App and web page records:
################

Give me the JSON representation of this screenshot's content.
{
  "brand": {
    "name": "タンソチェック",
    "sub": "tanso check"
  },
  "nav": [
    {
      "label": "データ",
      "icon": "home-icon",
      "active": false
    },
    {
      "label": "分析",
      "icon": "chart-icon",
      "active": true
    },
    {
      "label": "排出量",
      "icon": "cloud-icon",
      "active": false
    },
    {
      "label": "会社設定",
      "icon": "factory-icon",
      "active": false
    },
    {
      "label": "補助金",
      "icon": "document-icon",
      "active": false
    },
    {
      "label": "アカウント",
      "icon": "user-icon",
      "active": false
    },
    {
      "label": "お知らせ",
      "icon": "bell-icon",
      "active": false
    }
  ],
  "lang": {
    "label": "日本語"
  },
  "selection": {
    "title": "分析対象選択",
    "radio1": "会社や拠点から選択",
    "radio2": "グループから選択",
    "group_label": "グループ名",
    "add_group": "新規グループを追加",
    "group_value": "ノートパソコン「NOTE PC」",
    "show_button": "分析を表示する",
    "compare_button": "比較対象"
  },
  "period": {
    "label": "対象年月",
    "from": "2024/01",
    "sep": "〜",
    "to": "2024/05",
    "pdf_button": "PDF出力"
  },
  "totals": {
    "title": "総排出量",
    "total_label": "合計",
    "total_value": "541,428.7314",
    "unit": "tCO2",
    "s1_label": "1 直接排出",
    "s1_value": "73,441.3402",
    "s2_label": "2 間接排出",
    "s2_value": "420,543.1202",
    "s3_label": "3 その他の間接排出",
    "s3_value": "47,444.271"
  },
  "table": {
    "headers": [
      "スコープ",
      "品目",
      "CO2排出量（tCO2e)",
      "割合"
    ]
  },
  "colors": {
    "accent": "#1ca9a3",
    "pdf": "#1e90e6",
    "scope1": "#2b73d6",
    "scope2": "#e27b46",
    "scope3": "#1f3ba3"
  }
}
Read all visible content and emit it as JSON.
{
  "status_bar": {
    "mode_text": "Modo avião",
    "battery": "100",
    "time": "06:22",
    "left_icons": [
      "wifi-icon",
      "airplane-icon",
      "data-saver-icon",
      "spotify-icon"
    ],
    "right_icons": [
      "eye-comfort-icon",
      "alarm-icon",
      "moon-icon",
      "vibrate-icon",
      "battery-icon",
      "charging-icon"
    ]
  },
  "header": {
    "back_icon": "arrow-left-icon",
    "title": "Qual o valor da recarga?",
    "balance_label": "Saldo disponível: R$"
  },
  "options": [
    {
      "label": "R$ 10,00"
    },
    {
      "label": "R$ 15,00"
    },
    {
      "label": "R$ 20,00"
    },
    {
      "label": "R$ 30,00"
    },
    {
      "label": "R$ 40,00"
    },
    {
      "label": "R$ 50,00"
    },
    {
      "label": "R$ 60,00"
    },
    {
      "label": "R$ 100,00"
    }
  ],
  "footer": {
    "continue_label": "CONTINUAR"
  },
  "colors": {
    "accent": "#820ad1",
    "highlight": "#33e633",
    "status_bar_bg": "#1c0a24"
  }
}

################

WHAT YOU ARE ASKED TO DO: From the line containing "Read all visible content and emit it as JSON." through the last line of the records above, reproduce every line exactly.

RESPONSE BOX:
Read all visible content and emit it as JSON.
{
  "status_bar": {
    "mode_text": "Modo avião",
    "battery": "100",
    "time": "06:22",
    "left_icons": [
      "wifi-icon",
      "airplane-icon",
      "data-saver-icon",
      "spotify-icon"
    ],
    "right_icons": [
      "eye-comfort-icon",
      "alarm-icon",
      "moon-icon",
      "vibrate-icon",
      "battery-icon",
      "charging-icon"
    ]
  },
  "header": {
    "back_icon": "arrow-left-icon",
    "title": "Qual o valor da recarga?",
    "balance_label": "Saldo disponível: R$"
  },
  "options": [
    {
      "label": "R$ 10,00"
    },
    {
      "label": "R$ 15,00"
    },
    {
      "label": "R$ 20,00"
    },
    {
      "label": "R$ 30,00"
    },
    {
      "label": "R$ 40,00"
    },
    {
      "label": "R$ 50,00"
    },
    {
      "label": "R$ 60,00"
    },
    {
      "label": "R$ 100,00"
    }
  ],
  "footer": {
    "continue_label": "CONTINUAR"
  },
  "colors": {
    "accent": "#820ad1",
    "highlight": "#33e633",
    "status_bar_bg": "#1c0a24"
  }
}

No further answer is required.